6. Ally with pro-choice groups and protest
Pro-choice groups are active in every state and community across the country. If you’re a college student, one of the largest groups in the country, Generation Action, is likely already on your campus! By allying with these groups and showing up to protests in your area, you can build coalitions and visibly fight for your rights.
7. Support marginalized communities
Denying access to abortion often goes hand-in-hand with systemic racism and poverty. Unable to afford healthcare, or travel to a state where abortions are legal, the cost of having a child or even going through pregnancy can be a serious financial setback. Black women account for the largest number of abortions, and more importantly, almost 60 percent of all women who obtain abortions have already had one or more previous live births.
8. Meet with your local representatives
The state is the most important entity in the upcoming abortion debate. Similarly to calling in, visiting members of your local legislature can be the most effective way to be proactive and visible. In states that lean more conservative especially, this can be an incredibly effective way of showing that the community supports reproductive access.

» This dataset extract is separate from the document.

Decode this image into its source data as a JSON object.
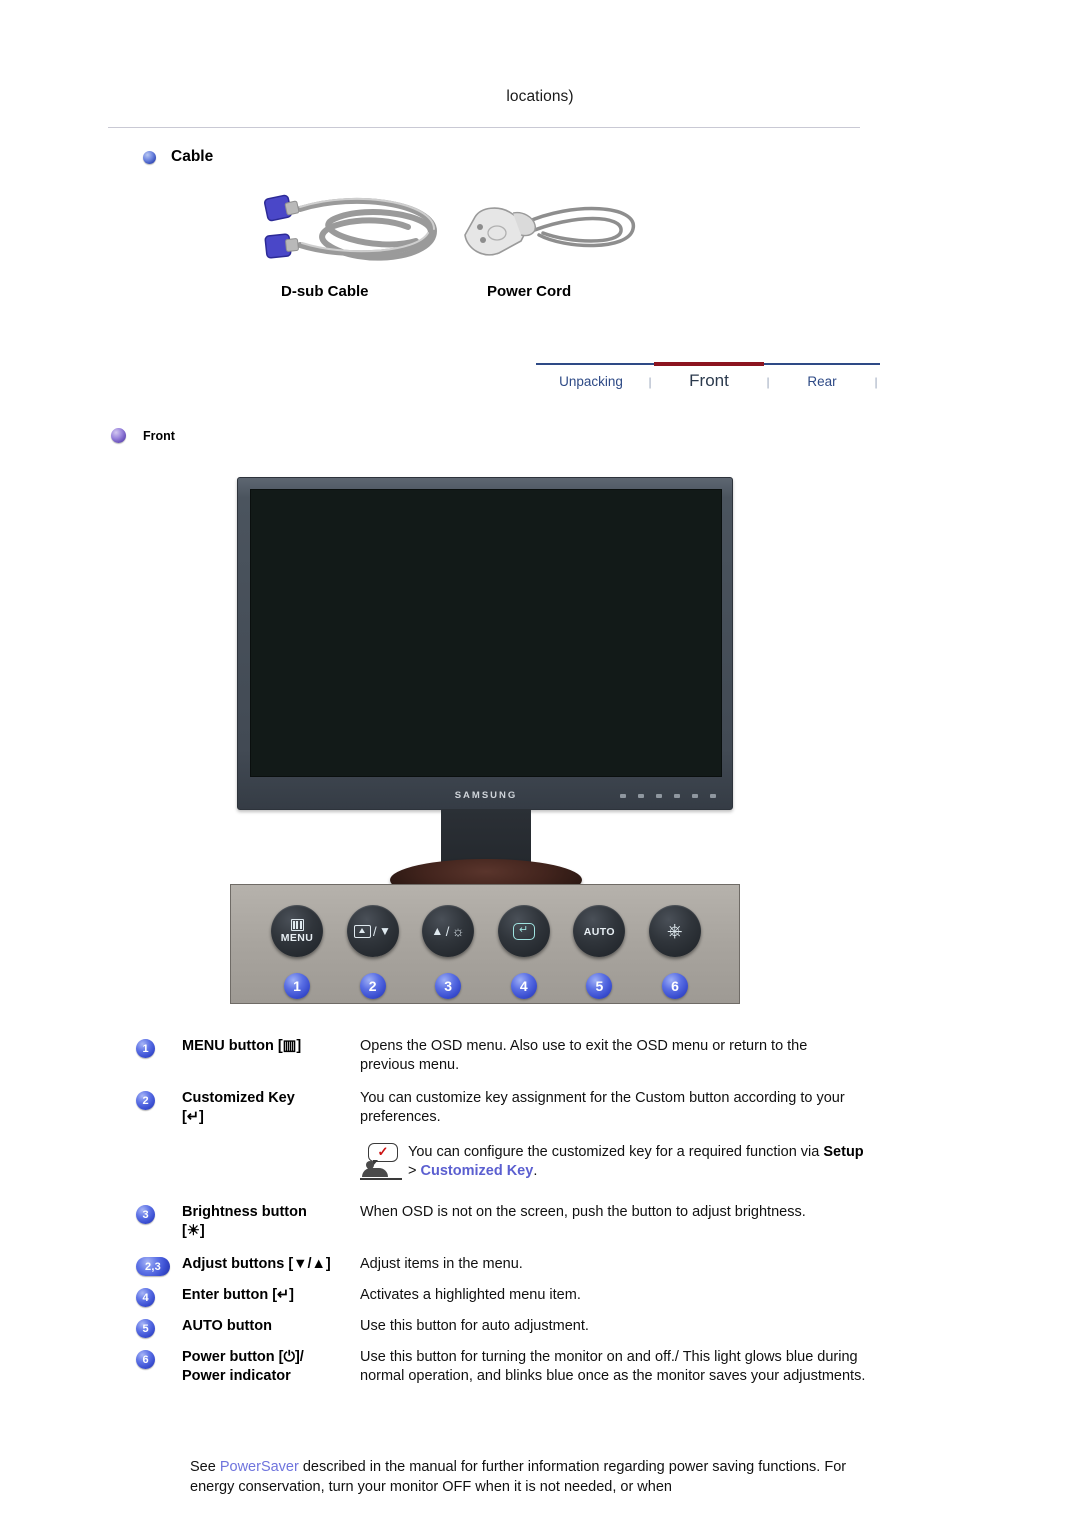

If you have the means or want to skip coffee one day a week, consider donating your pocket change to one of the many organizations fighting for women’s reproductive health across the nation or globally. Even if you can only donate five dollars, this can be a small, easy way of helping the cause.
10. Stay Hopeful
As control is wrested away from women regarding their bodies, it can be hard to stay hopeful. But it is important to remember that laws and the people in power can be changed. Our generation is on the rise and can create a better world by working hard and fighting for what’s right.
By doing only a few of these items, you can fight for women’s rights to safe, healthy and legal abortion rights everywhere. Already, as seen last Tuesday, individuals across the nation are showing up and demonstrating for this cause. Abortion rights and reproductive health go hand in hand. While these laws seem daunting and apocalyptic, keep in mind that this is by no means the end of the debate; as long as the public remains committed to fighting for abortion access, hope remains alive.